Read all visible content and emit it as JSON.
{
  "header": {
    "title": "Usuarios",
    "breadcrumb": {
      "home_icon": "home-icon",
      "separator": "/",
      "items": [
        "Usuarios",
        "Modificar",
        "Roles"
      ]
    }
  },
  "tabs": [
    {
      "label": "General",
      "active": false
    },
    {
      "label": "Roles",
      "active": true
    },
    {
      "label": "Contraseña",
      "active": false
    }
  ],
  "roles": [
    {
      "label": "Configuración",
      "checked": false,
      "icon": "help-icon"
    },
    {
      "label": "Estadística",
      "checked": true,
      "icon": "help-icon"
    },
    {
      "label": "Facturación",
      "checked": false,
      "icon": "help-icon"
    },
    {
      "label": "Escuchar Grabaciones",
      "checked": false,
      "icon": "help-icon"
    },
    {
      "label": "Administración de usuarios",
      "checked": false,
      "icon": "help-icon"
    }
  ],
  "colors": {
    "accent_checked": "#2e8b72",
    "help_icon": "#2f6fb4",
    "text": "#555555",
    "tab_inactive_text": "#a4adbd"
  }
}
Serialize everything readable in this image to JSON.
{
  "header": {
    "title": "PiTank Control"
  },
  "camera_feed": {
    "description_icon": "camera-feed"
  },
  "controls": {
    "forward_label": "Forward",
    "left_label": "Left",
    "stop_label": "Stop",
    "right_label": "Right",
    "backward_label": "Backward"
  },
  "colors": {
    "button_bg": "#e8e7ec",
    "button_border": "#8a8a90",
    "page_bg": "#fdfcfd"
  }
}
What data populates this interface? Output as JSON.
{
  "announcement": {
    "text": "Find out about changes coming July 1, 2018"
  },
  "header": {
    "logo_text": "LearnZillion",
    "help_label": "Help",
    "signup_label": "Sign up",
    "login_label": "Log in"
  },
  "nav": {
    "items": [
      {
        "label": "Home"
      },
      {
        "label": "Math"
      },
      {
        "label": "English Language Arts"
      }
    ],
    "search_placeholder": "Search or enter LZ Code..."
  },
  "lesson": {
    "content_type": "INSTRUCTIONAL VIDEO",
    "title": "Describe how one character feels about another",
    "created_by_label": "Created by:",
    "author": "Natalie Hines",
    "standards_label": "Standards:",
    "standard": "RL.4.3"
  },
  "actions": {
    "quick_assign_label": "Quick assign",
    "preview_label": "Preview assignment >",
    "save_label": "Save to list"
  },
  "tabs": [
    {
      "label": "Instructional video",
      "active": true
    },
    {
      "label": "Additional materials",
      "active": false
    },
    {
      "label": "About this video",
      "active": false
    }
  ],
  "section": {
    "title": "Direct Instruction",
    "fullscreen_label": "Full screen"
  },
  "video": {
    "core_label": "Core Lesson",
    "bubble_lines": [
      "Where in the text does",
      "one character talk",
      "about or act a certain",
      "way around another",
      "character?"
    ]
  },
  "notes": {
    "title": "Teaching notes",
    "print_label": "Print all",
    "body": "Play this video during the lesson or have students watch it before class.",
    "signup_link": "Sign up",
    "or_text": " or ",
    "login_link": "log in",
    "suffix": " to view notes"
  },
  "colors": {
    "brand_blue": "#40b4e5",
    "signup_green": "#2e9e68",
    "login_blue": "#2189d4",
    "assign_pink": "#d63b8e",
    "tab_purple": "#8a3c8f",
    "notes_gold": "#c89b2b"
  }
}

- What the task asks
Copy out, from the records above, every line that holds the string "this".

- Your response
Serialize everything readable in this image to JSON.
What data populates this interface? Output as JSON.
      "label": "About this video",
    "body": "Play this video during the lesson or have students watch it before class.",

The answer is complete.